Uncertainty, ambiguity, and change are a big part of life experience. And yet, many of us spend a great deal of time acting as if that is not the case. Working very hard to create a sense of permanence and security which is elusive, illusory, and transitory.

The most that we can really hope to do is to create the illusion of certainty, a false sense of permanence.

Creating the illusion of permanence is like building castles in the sand. It definitely will take up a lot of time and energy. And you might build something very impressive. But ultimately if you get too attached to everything staying like it is, you will be very disappointed.

One major symptom of this type of activity is fear. Lots and lots of fear. I’ve watched people I know create virtual fortresses in their lives, trying to protect themselves from change. What really happens is that their lives get smaller, and smaller, as they try to control each and every aspect.

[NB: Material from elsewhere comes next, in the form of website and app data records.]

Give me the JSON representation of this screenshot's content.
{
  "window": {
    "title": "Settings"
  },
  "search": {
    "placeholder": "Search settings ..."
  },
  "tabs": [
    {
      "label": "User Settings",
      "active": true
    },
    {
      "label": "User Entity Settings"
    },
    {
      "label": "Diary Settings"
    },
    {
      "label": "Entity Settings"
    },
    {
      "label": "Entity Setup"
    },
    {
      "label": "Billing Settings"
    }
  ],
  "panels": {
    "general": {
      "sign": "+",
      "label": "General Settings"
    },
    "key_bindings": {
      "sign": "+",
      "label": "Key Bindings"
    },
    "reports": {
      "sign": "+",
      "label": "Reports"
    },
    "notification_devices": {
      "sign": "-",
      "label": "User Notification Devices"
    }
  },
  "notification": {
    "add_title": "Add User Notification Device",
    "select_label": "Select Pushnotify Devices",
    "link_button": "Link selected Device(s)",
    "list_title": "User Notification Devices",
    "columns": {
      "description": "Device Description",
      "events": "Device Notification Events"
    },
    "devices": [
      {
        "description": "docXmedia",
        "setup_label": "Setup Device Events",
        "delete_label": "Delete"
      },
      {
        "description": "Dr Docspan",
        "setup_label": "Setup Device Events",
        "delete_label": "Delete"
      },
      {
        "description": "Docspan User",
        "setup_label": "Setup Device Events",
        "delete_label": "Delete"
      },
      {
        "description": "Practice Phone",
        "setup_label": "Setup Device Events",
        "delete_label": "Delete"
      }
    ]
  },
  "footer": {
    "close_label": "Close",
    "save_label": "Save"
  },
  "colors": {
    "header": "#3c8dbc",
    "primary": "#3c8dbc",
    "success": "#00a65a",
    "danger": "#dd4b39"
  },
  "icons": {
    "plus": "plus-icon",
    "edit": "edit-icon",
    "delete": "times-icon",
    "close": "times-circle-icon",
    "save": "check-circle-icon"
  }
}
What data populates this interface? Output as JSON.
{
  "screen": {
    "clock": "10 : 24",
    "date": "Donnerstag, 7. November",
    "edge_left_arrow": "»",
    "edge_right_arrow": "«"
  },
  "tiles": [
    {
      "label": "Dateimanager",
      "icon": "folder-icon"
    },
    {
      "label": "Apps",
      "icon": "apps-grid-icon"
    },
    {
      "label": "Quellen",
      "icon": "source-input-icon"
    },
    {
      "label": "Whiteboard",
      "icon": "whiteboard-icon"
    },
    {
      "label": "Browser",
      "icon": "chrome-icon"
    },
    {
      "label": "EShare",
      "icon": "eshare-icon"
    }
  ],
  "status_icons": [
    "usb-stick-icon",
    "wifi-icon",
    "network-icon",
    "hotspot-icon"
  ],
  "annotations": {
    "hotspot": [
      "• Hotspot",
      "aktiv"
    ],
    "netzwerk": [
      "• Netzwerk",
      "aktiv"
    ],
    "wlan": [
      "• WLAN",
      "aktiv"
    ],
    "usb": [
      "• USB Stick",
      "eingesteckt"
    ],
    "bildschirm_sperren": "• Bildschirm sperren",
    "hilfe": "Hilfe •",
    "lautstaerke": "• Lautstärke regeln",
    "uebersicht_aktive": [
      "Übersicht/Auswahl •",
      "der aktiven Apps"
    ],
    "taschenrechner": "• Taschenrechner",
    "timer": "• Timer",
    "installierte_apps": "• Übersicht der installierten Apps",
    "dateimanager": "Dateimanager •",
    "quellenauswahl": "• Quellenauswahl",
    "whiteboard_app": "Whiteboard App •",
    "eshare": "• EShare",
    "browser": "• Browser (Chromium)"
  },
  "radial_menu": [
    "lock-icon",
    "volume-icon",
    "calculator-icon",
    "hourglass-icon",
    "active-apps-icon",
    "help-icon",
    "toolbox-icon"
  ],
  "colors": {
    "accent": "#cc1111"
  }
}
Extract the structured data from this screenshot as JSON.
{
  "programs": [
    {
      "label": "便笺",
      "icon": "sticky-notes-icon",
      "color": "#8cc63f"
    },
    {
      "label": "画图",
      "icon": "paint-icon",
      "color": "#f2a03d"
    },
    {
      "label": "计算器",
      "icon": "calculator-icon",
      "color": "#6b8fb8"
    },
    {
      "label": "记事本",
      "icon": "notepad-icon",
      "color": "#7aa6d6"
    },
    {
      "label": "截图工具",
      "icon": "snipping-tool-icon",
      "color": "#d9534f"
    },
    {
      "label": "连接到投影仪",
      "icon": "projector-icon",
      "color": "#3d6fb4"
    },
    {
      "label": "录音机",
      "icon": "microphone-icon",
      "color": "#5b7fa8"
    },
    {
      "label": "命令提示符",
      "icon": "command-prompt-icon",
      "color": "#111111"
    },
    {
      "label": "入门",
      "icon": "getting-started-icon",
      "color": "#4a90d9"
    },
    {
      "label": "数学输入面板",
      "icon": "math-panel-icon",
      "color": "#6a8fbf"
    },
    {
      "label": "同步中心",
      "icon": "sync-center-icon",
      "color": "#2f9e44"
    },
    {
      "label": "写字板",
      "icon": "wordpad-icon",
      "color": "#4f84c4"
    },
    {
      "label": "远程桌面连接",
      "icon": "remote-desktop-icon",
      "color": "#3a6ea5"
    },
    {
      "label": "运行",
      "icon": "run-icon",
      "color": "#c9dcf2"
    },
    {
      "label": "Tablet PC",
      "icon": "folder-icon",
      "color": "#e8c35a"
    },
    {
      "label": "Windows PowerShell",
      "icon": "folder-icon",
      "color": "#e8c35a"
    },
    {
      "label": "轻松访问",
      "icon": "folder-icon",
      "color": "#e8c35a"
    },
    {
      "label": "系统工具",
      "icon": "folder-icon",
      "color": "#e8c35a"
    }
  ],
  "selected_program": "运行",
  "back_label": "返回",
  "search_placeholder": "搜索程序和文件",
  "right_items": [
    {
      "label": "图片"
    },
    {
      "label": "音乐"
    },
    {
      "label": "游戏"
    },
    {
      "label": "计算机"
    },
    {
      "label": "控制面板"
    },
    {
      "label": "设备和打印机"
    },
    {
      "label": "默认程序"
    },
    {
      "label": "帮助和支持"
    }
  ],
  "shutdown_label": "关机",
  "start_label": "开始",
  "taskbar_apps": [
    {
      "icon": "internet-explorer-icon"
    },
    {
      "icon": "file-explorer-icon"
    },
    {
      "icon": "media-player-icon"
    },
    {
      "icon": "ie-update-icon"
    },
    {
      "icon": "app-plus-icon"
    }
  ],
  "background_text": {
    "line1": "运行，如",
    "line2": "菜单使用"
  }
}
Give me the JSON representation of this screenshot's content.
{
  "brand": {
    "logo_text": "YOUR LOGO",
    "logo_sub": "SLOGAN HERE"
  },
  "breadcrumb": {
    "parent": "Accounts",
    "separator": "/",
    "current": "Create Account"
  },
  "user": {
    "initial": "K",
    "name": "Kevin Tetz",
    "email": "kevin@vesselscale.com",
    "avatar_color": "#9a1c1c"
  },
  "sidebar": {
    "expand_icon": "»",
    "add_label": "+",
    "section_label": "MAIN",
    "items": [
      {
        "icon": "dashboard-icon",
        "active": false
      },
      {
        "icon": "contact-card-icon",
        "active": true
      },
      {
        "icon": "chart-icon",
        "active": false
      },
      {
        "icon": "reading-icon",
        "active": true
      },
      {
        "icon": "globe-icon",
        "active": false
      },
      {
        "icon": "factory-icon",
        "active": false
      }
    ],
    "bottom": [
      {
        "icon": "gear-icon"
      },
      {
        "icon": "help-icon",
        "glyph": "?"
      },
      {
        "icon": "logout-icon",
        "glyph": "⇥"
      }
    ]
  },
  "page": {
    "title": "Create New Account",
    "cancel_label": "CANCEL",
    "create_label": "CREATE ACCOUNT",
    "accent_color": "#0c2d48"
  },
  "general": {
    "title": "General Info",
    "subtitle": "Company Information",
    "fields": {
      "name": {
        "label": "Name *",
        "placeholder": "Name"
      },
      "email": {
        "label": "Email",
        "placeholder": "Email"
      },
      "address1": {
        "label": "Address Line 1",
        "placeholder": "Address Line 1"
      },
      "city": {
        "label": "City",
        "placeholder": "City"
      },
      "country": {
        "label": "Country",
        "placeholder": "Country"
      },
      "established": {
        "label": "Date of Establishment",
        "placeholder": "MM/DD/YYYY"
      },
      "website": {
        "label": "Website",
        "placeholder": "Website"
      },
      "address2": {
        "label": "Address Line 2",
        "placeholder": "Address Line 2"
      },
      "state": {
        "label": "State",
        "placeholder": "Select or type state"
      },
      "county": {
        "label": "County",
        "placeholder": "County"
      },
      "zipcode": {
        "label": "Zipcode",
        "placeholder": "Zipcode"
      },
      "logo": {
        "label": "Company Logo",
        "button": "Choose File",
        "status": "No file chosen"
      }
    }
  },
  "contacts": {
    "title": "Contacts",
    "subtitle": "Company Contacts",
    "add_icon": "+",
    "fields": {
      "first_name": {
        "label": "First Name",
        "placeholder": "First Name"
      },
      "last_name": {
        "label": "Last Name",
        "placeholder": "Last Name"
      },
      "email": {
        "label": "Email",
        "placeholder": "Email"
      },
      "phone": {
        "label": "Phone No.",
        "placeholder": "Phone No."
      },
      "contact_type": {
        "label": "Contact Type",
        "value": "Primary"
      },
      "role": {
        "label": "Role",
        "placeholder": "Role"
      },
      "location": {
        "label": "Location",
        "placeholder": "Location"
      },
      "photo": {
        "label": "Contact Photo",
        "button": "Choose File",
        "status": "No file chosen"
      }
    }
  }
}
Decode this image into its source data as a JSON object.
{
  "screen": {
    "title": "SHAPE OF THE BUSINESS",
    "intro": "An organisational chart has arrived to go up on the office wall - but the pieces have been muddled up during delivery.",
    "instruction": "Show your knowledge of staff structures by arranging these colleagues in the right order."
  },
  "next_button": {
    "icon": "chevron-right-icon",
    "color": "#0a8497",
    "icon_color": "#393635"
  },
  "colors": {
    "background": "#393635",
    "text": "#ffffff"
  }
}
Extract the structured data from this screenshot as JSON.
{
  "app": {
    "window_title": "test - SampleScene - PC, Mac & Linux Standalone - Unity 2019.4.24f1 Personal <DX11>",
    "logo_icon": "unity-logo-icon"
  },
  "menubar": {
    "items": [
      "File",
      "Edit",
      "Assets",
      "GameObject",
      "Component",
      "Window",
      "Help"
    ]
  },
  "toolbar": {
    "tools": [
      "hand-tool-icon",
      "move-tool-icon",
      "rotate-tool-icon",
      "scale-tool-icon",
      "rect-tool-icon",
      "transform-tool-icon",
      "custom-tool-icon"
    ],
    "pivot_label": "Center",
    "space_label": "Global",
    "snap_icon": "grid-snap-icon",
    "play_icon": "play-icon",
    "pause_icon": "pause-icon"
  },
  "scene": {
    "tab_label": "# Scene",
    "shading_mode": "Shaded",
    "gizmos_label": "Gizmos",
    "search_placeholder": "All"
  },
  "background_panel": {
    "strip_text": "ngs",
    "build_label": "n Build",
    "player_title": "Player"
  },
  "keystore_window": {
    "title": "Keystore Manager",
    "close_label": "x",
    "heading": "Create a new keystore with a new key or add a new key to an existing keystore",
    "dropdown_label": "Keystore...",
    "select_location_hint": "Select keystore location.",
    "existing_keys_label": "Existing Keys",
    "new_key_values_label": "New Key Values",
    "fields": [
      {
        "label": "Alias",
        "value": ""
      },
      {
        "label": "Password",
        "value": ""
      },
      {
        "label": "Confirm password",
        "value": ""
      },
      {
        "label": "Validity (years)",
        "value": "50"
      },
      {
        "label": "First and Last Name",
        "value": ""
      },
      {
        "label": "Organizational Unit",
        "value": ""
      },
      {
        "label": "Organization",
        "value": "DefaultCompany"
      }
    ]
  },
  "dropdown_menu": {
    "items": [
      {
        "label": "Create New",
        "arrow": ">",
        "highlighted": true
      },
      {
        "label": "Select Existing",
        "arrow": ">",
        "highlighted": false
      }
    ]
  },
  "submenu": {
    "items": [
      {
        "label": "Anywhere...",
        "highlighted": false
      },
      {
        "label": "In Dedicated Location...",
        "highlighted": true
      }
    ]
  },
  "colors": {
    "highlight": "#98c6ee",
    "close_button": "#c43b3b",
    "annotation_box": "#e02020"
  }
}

I’ve seen myself do this too. I think the prescription for this is the realization that the true sense of safety resides inside of us, rather than outside of us, in our external circumstances.

Understanding that concept intellectually is one thing. But living that truth is a lifelong practice.

Photo by Virginia Olson © 2012

Love in Disguise?

“People should worry about each other. Because worry is just love in its worst form. But it’s still love.” – Simon Gray

As a follow up to my previous entry on worry, I found this quote, which I read in a magazine years ago. I remember reading it over and over, thinking about it for a long time. I couldn’t decide whether I agreed with him or not. I think worry is something misguided people do to show their love. But does that mean worry is love?

Someone told me recently, “Cruelty is the closest thing to love.” I was truly stunned. My first inclination was to disagree vehemently. But I had to consider it further. Maybe it’s true that some things are close to love, but not love exactly. I have an easier time believing that worry is close to love. But cruelty?

I think the difficulty in determining whether or not worry and cruelty are at all equivalent to love is related to the difficulty people have in defining love. (See The Power of Love for more on this topic, and for a discussion of David Hawkins’ scale of consciousness.)

If love is an energy (or an action that carries an energy), is the energy of worry (or cruelty, for that matter) on the same level as that of love? Hawkins would answer with a resounding no on both counts. Worry calibrates close to fear, and cruelty would be close to anger. Both are well below the love vibration.

So if love is an energy, then the energy of love is much different from the energy of worry. A Course in Miracles says the opposite of love is fear. On the other hand, if love is an action, does cruelty in some way demonstrate love? It takes energy to be cruel (just as it takes energy to worry). To be cruel means to be calculating. Maybe by that token the opposite of love is not fear, or even hatred, but rather indifference.

It’s only if love is a “feeling” that we can say that worry or cruelty might be a little bit close to love. If love is a feeling that we get caught up in, a feeling that we’re powerless to control, then we might behave in ways that are cruel.

For the sake of argument, let’s say that love is a feeling. Are we powerless in the face of our feelings? Simply under their control? If so, we’re little better than a two year old throwing a temper tantrum.

One of the benefits of meditation (and spiritual practice in general) is that it tends to move people from a state of reaction to a state of contemplation. In other words, it allows us to live in the gap. In the gap, we can make choices about who we want to be in the world. This means that it’s possible to choose words and actions that reflect our true values and priorities. It also means that we can choose how to direct our energy.

If we choose to direct our energy and intent toward being love in action then worry and cruelty will have no home in the same neighborhood as love.